Project Almanac starts as a typical bantering teen trifle, but it gets heavy quickly. "You finished with those couplers yet?" the young amigos (Jonny Weston, Sam Lerner, Allen Evangelista) are soon barking at one another.
They're science geeks with a slightly hipper attitude, like the dudes from The Big Bang Theory but with better complexions and music. And down in Weston's basement, they're building a backpack time machine with schematics left by his late father.
Most of their ideas about time travel come not from theoretical physicists but from movies like Time Cop, Looper, and Terminator. The plot, however, leans more heavily on Bill and Ted's Excellent Adventure.

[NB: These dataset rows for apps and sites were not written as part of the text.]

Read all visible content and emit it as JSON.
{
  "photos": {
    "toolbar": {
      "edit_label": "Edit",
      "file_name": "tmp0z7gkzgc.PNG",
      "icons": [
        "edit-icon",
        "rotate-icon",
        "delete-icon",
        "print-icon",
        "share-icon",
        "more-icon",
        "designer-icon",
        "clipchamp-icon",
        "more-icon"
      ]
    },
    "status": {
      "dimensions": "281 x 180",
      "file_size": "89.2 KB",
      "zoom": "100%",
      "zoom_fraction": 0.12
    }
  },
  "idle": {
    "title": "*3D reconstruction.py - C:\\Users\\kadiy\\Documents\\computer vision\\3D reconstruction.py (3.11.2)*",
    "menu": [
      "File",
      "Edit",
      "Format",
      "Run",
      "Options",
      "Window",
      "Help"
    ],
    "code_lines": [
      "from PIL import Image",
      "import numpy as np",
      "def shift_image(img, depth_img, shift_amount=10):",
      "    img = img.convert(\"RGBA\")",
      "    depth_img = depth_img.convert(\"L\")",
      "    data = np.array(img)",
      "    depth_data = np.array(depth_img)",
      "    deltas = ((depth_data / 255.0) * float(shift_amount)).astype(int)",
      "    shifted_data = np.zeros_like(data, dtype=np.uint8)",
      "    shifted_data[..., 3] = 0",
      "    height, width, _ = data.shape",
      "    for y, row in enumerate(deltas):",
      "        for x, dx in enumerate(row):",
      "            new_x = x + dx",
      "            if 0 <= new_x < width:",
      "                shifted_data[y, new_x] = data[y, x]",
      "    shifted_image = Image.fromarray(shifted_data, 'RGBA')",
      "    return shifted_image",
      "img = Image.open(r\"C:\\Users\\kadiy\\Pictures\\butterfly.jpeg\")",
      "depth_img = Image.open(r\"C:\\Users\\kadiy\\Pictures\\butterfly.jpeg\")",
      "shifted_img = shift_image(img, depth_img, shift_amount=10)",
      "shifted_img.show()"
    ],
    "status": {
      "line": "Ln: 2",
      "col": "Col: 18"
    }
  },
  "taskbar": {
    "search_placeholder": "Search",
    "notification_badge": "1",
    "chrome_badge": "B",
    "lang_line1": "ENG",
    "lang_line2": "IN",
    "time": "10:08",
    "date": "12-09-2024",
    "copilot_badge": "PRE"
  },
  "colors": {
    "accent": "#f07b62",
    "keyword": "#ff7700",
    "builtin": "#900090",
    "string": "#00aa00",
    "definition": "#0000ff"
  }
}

"You have to kill Hitler," says Lerner. "That's like Time Travel 101."
What would you do if you could hopscotch through the last decade? These guys elect to go back to last summer's Lollapalooza in Chicago's Grant Park.
This time-travel stuff has all kinds of perks, yo! Suddenly they're on stage with Imagine Dragons and dancing with the lead singer from Atlas Genius. And the school hottie (Sofia Black-D'Elia), who previously wouldn't look at them, is smitten with Weston.
The ecstatic trip to the music festival is also where Project Almanac starts going off the rails. The film's carefully established home-video mode is shattered. You're seeing footage that no hand-held camera could get and hearing distant dialogue you'd need a directional microphone to pick up.
The premise, which initially has a certain interior logic, grows implausible and then nonsensical. For instance, time starts to buckle and split when one of them breaks their pact to always jump together, in order to go on a solo mission. Wait, wouldn't a group of people stomping around in the past create far more havoc than one moonstruck teen?
And shouldn't someone with a scholarship to MIT know that two versions of a person can't coexist in the same place at the same time? That's like Time Travel 102.
The problem with this tech fantasy is that you can clearly see where it's headed a half-hour before it arrives. So when the ending does come, you're left with your own sense of deja vu. Heavy!
Project Almanac ** (out of four stars)
Directed by Dean Israelite. With Jonny Weston, Sam Lerner, Allen Evangelista, Sofia Black-D'Elia. Distributed by Paramount Pictures.
Running time: 1 hour, 46 mins.
Parent's guide: PG-13 (language, sexual content).
Playing at: area theaters.